Then they reached Polotsk, and then - to Berlin
So they got to the forest. Fascist planes suddenly appeared. At low altitude, they chased almost every fighter. So the paramedic Moiseev died from enemy fire, who did not have time to cross a large clearing and lay down, pressed down by dense machine-gun fire. Fritz turned the plane in the air, made a new approach and reopened fire. At this time, Moiseev got up, ran and immediately fell. So the enemy vultures methodically and systematically exterminated the border guards.
Then they retreated with battles. And we reached the city of Polotsk. After helping the wounded, Volozhinets had to personally evacuate them by road to the Vitebsk military hospital. On his way back, several people dressed in civilian clothes approached his truck. They asked Vadim where the border guards were.
Volozhinets asked a question:
- Who you are?
The answer came immediately:
- We are also border guards.
Later it turned out that with the rapid movement of the Nazis, the soldiers of the border occupied the bunker, which was rebuilt at the front line. They dragged machine guns and ammunition there and fired mercilessly at the advancing Fritz, inflicting heavy losses on them. Unable to capture and destroy the pillbox, the enemies were forced to bypass the long-term firing point in order to move forward. So the soldiers of the border found themselves in the enemy's rear.
Waiting until nightfall, they took their personal weapons with them, changed into civilian clothes in the nearest village, and went out into their territory along the German rear. They were taken to the headquarters and handed over to the command of the border detachment.

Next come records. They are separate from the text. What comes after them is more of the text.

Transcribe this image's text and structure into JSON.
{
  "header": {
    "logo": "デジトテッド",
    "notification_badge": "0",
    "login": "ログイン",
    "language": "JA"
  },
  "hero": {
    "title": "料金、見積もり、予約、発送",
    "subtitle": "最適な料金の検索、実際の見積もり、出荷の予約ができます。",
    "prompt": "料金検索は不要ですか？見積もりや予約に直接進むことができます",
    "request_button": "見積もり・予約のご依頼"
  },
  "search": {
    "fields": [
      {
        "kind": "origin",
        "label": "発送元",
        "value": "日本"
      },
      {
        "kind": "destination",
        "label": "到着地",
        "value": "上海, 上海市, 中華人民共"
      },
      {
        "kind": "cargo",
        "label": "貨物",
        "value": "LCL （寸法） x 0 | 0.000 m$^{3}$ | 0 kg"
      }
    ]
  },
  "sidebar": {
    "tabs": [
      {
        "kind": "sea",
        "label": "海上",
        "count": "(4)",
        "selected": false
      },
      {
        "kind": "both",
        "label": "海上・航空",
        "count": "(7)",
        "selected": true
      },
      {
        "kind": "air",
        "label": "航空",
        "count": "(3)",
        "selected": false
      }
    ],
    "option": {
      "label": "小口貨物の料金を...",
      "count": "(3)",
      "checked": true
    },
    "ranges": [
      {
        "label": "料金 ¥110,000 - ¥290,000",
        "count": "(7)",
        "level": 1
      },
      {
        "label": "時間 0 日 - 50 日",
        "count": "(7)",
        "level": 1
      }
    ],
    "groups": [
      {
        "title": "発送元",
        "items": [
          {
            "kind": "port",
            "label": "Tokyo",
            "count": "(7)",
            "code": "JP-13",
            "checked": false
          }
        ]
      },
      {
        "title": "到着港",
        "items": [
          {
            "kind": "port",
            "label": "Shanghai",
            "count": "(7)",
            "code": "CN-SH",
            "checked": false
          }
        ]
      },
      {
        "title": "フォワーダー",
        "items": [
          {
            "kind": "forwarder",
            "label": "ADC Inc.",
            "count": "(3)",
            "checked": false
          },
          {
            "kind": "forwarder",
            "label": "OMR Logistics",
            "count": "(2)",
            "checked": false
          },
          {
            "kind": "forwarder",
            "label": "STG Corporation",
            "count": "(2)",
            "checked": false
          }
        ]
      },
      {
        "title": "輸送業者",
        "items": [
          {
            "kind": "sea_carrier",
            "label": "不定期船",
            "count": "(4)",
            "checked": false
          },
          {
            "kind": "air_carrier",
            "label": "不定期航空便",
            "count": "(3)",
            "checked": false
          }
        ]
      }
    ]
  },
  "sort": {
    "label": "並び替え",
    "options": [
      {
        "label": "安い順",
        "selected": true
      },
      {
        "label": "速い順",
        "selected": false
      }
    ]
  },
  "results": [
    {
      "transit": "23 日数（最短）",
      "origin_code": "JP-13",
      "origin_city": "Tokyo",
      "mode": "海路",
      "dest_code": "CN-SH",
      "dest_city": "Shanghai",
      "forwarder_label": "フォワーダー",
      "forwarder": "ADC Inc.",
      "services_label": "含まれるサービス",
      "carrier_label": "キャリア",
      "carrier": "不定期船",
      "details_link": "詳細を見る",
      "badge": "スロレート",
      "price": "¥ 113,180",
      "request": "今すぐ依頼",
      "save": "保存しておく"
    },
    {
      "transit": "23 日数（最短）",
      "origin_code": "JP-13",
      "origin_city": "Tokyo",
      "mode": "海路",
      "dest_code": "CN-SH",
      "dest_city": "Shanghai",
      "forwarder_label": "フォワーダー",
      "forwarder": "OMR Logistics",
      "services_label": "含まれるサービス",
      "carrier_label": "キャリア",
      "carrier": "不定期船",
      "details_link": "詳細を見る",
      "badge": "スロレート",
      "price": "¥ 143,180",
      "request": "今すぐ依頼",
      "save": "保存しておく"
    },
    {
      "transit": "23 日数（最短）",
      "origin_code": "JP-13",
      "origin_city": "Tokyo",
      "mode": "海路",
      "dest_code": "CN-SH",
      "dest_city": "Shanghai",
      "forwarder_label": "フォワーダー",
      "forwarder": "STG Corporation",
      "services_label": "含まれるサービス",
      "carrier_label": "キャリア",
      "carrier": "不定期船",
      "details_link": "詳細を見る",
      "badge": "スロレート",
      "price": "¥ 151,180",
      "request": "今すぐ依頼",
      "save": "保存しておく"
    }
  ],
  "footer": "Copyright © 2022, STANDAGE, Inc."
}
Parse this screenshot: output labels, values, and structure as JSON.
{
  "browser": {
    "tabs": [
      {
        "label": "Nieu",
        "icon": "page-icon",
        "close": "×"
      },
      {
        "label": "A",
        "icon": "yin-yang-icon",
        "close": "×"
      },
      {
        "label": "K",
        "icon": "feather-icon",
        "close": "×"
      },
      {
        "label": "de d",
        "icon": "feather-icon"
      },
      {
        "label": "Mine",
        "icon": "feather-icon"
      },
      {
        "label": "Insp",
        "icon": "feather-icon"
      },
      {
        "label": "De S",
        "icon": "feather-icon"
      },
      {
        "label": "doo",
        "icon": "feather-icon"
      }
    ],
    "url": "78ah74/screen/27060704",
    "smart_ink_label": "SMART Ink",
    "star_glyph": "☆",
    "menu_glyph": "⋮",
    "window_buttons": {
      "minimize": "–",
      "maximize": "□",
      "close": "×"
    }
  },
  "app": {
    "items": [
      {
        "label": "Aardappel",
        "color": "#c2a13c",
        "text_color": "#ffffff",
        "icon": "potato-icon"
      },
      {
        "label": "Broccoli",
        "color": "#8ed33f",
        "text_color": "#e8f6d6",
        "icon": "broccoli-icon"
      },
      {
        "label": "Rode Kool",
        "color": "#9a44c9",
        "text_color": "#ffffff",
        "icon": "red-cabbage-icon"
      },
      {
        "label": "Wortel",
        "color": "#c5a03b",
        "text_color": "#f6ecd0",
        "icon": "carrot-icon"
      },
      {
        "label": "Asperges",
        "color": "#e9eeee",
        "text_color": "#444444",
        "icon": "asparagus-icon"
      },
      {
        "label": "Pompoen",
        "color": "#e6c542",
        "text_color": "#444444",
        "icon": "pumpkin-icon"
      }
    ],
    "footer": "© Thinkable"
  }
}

Vadim Felitsianovich Volozhinets subsequently fought at the Kursk Bulge, liberated Warsaw and took Berlin. He was awarded many military orders and medals. He went through the entire war and rose to the rank of major, and then in peacetime he finished his service with the rank of colonel of the medical service.
He was an excellent border doctor and was awarded the title "Honored Doctor of the Tajik SSR".
Many people remember him. Eternal memory to him!
Based on the materials of the Archive of the Organizing Committee for the perpetuation of the feat of Lieutenant Alexander Romanovsky